Goal of the exercise
I need the number of lines in the following entries that hold the word "true", and no other text.
Material for this task: Begin
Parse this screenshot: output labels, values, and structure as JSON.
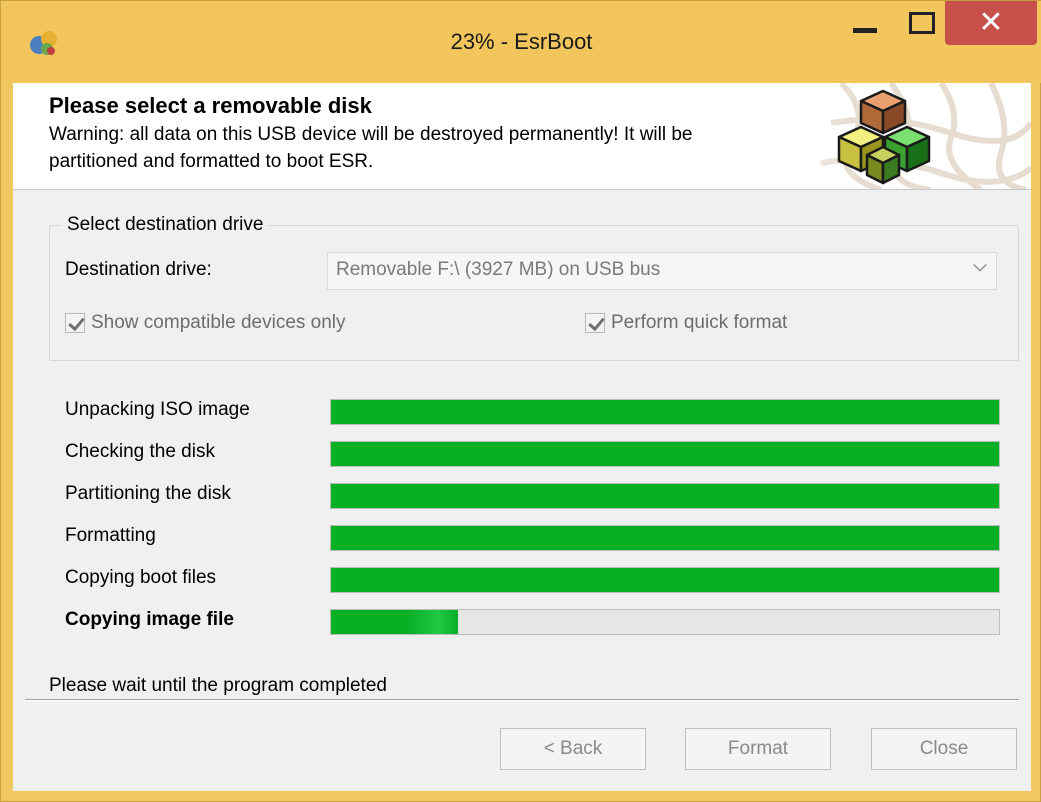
{
  "window": {
    "title": "23% - EsrBoot",
    "close_glyph": "✕"
  },
  "header": {
    "title": "Please select a removable disk",
    "warning": "Warning: all data on this USB device will be destroyed permanently! It will be partitioned and formatted to boot ESR."
  },
  "destination": {
    "group_label": "Select destination drive",
    "drive_label": "Destination drive:",
    "drive_value": "Removable  F:\\  (3927 MB)  on USB bus",
    "show_compatible_label": "Show compatible devices only",
    "show_compatible_checked": true,
    "quick_format_label": "Perform quick format",
    "quick_format_checked": true
  },
  "progress": {
    "steps": [
      {
        "label": "Unpacking ISO image",
        "progress": 1.0,
        "active": false
      },
      {
        "label": "Checking the disk",
        "progress": 1.0,
        "active": false
      },
      {
        "label": "Partitioning the disk",
        "progress": 1.0,
        "active": false
      },
      {
        "label": "Formatting",
        "progress": 1.0,
        "active": false
      },
      {
        "label": "Copying boot files",
        "progress": 1.0,
        "active": false
      },
      {
        "label": "Copying image file",
        "progress": 0.19,
        "active": true
      }
    ]
  },
  "status": {
    "text": "Please wait until the program completed"
  },
  "buttons": {
    "back": "< Back",
    "format": "Format",
    "close": "Close"
  },
  "colors": {
    "title_bar": "#f2c65c",
    "close_button": "#c7504a",
    "progress_green": "#06b025"
  }
}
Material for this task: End
Exercise output
3